* Problem statement
Write each line below back out exactly, omitting its pictures.

════════════════

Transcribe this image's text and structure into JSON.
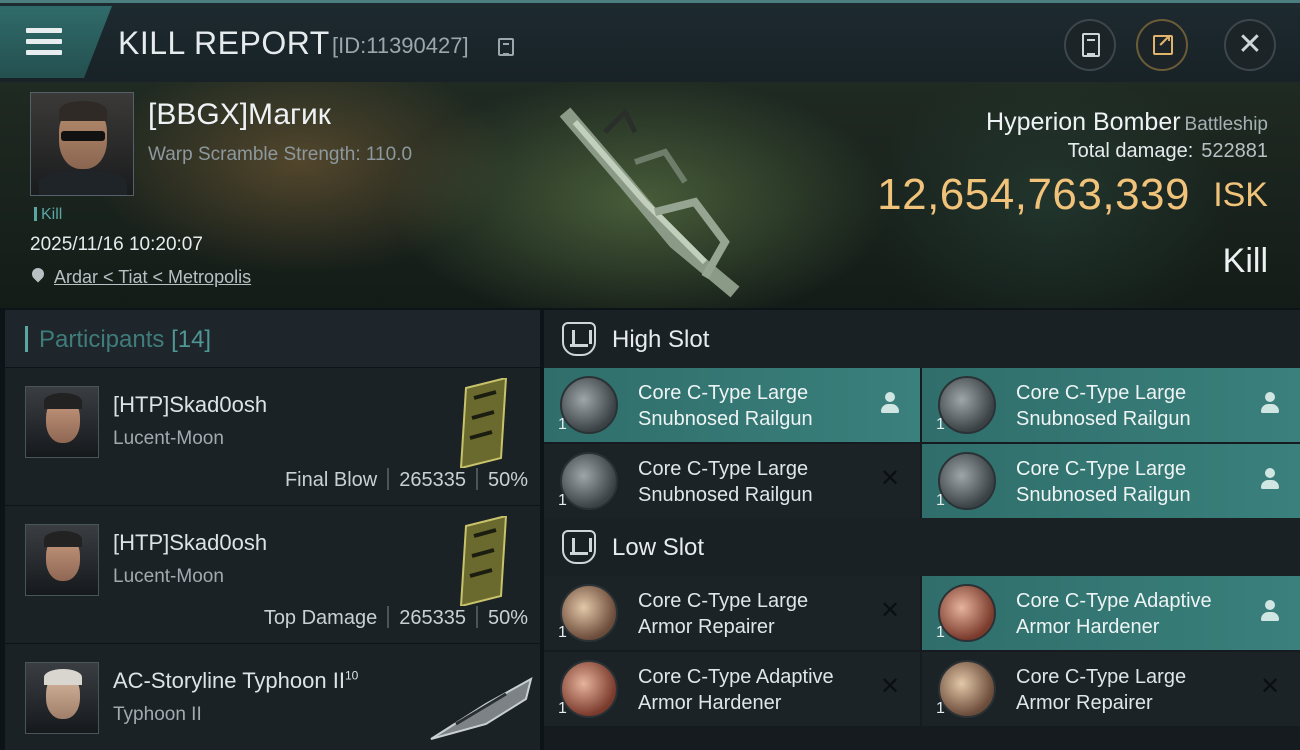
{
  "header": {
    "title": "KILL REPORT",
    "report_id": "[ID:11390427]"
  },
  "victim": {
    "name": "[BBGX]Магик",
    "subtitle": "Warp Scramble Strength: 110.0",
    "tag": "Kill",
    "datetime": "2025/11/16 10:20:07",
    "location": "Ardar < Tiat < Metropolis"
  },
  "ship": {
    "name": "Hyperion Bomber",
    "class": "Battleship",
    "total_damage_label": "Total damage:",
    "total_damage": "522881",
    "isk_value": "12,654,763,339",
    "isk_label": "ISK",
    "result": "Kill"
  },
  "participants": {
    "title": "Participants",
    "count": "[14]",
    "items": [
      {
        "name": "[HTP]Skad0osh",
        "ship": "Lucent-Moon",
        "role": "Final Blow",
        "damage": "265335",
        "percent": "50%"
      },
      {
        "name": "[HTP]Skad0osh",
        "ship": "Lucent-Moon",
        "role": "Top Damage",
        "damage": "265335",
        "percent": "50%"
      },
      {
        "name": "AC-Storyline Typhoon II",
        "level": "10",
        "ship": "Typhoon II"
      }
    ]
  },
  "high_slot": {
    "title": "High Slot",
    "modules": [
      {
        "qty": "1",
        "line1": "Core C-Type Large",
        "line2": "Snubnosed Railgun",
        "status": "dropped"
      },
      {
        "qty": "1",
        "line1": "Core C-Type Large",
        "line2": "Snubnosed Railgun",
        "status": "dropped"
      },
      {
        "qty": "1",
        "line1": "Core C-Type Large",
        "line2": "Snubnosed Railgun",
        "status": "destroyed"
      },
      {
        "qty": "1",
        "line1": "Core C-Type Large",
        "line2": "Snubnosed Railgun",
        "status": "dropped"
      }
    ]
  },
  "low_slot": {
    "title": "Low Slot",
    "modules": [
      {
        "qty": "1",
        "line1": "Core C-Type Large",
        "line2": "Armor Repairer",
        "status": "destroyed"
      },
      {
        "qty": "1",
        "line1": "Core C-Type Adaptive",
        "line2": "Armor Hardener",
        "status": "dropped"
      },
      {
        "qty": "1",
        "line1": "Core C-Type Adaptive",
        "line2": "Armor Hardener",
        "status": "destroyed"
      },
      {
        "qty": "1",
        "line1": "Core C-Type Large",
        "line2": "Armor Repairer",
        "status": "destroyed"
      }
    ]
  },
  "colors": {
    "accent_teal": "#5aa6a3",
    "fitted_bg": "#3a807c",
    "isk_gold": "#f0c27a"
  }
}
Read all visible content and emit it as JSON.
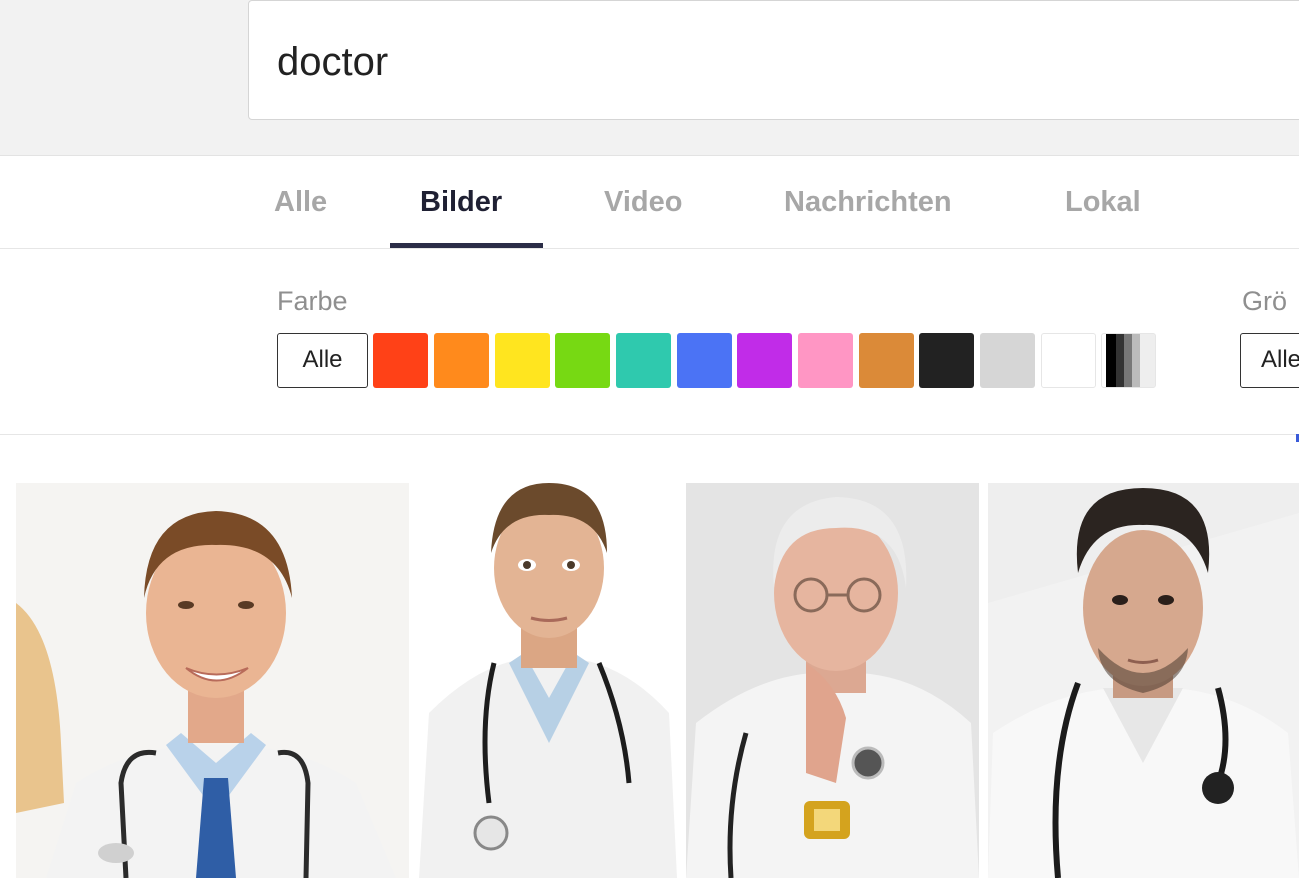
{
  "search": {
    "query": "doctor"
  },
  "tabs": [
    {
      "label": "Alle"
    },
    {
      "label": "Bilder"
    },
    {
      "label": "Video"
    },
    {
      "label": "Nachrichten"
    },
    {
      "label": "Lokal"
    }
  ],
  "active_tab": "Bilder",
  "filters": {
    "color": {
      "title": "Farbe",
      "all_label": "Alle",
      "swatches": [
        "#ff4117",
        "#ff8a1c",
        "#ffe51f",
        "#77d913",
        "#2fc9ae",
        "#4b73f5",
        "#c12ce8",
        "#ff96c4",
        "#db8a38",
        "#222222",
        "#d6d6d6",
        "#ffffff",
        "black-and-white"
      ]
    },
    "size": {
      "title": "Grö",
      "all_label": "Alle"
    }
  },
  "results": [
    {
      "name": "doctor-image-1"
    },
    {
      "name": "doctor-image-2"
    },
    {
      "name": "doctor-image-3"
    },
    {
      "name": "doctor-image-4"
    }
  ]
}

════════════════

* Output of the exercise
Transcribe this image's text and structure into JSON.
{
  "header": {
    "title": "KILL REPORT",
    "report_id": "[ID:11390427]"
  },
  "victim": {
    "name": "[BBGX]Магик",
    "subtitle": "Warp Scramble Strength: 110.0",
    "tag": "Kill",
    "datetime": "2025/11/16 10:20:07",
    "location": "Ardar < Tiat < Metropolis"
  },
  "ship": {
    "name": "Hyperion Bomber",
    "class": "Battleship",
    "total_damage_label": "Total damage:",
    "total_damage": "522881",
    "isk_value": "12,654,763,339",
    "isk_label": "ISK",
    "result": "Kill"
  },
  "participants": {
    "title": "Participants",
    "count": "[14]",
    "items": [
      {
        "name": "[HTP]Skad0osh",
        "ship": "Lucent-Moon",
        "role": "Final Blow",
        "damage": "265335",
        "percent": "50%"
      },
      {
        "name": "[HTP]Skad0osh",
        "ship": "Lucent-Moon",
        "role": "Top Damage",
        "damage": "265335",
        "percent": "50%"
      },
      {
        "name": "AC-Storyline Typhoon II",
        "level": "10",
        "ship": "Typhoon II"
      }
    ]
  },
  "high_slot": {
    "title": "High Slot",
    "modules": [
      {
        "qty": "1",
        "line1": "Core C-Type Large",
        "line2": "Snubnosed Railgun",
        "status": "dropped"
      },
      {
        "qty": "1",
        "line1": "Core C-Type Large",
        "line2": "Snubnosed Railgun",
        "status": "dropped"
      },
      {
        "qty": "1",
        "line1": "Core C-Type Large",
        "line2": "Snubnosed Railgun",
        "status": "destroyed"
      },
      {
        "qty": "1",
        "line1": "Core C-Type Large",
        "line2": "Snubnosed Railgun",
        "status": "dropped"
      }
    ]
  },
  "low_slot": {
    "title": "Low Slot",
    "modules": [
      {
        "qty": "1",
        "line1": "Core C-Type Large",
        "line2": "Armor Repairer",
        "status": "destroyed"
      },
      {
        "qty": "1",
        "line1": "Core C-Type Adaptive",
        "line2": "Armor Hardener",
        "status": "dropped"
      },
      {
        "qty": "1",
        "line1": "Core C-Type Adaptive",
        "line2": "Armor Hardener",
        "status": "destroyed"
      },
      {
        "qty": "1",
        "line1": "Core C-Type Large",
        "line2": "Armor Repairer",
        "status": "destroyed"
      }
    ]
  },
  "colors": {
    "accent_teal": "#5aa6a3",
    "fitted_bg": "#3a807c",
    "isk_gold": "#f0c27a"
  }
}
Read all visible content and emit it as JSON.
{
  "search": {
    "query": "doctor"
  },
  "tabs": [
    {
      "label": "Alle"
    },
    {
      "label": "Bilder"
    },
    {
      "label": "Video"
    },
    {
      "label": "Nachrichten"
    },
    {
      "label": "Lokal"
    }
  ],
  "active_tab": "Bilder",
  "filters": {
    "color": {
      "title": "Farbe",
      "all_label": "Alle",
      "swatches": [
        "#ff4117",
        "#ff8a1c",
        "#ffe51f",
        "#77d913",
        "#2fc9ae",
        "#4b73f5",
        "#c12ce8",
        "#ff96c4",
        "#db8a38",
        "#222222",
        "#d6d6d6",
        "#ffffff",
        "black-and-white"
      ]
    },
    "size": {
      "title": "Grö",
      "all_label": "Alle"
    }
  },
  "results": [
    {
      "name": "doctor-image-1"
    },
    {
      "name": "doctor-image-2"
    },
    {
      "name": "doctor-image-3"
    },
    {
      "name": "doctor-image-4"
    }
  ]
}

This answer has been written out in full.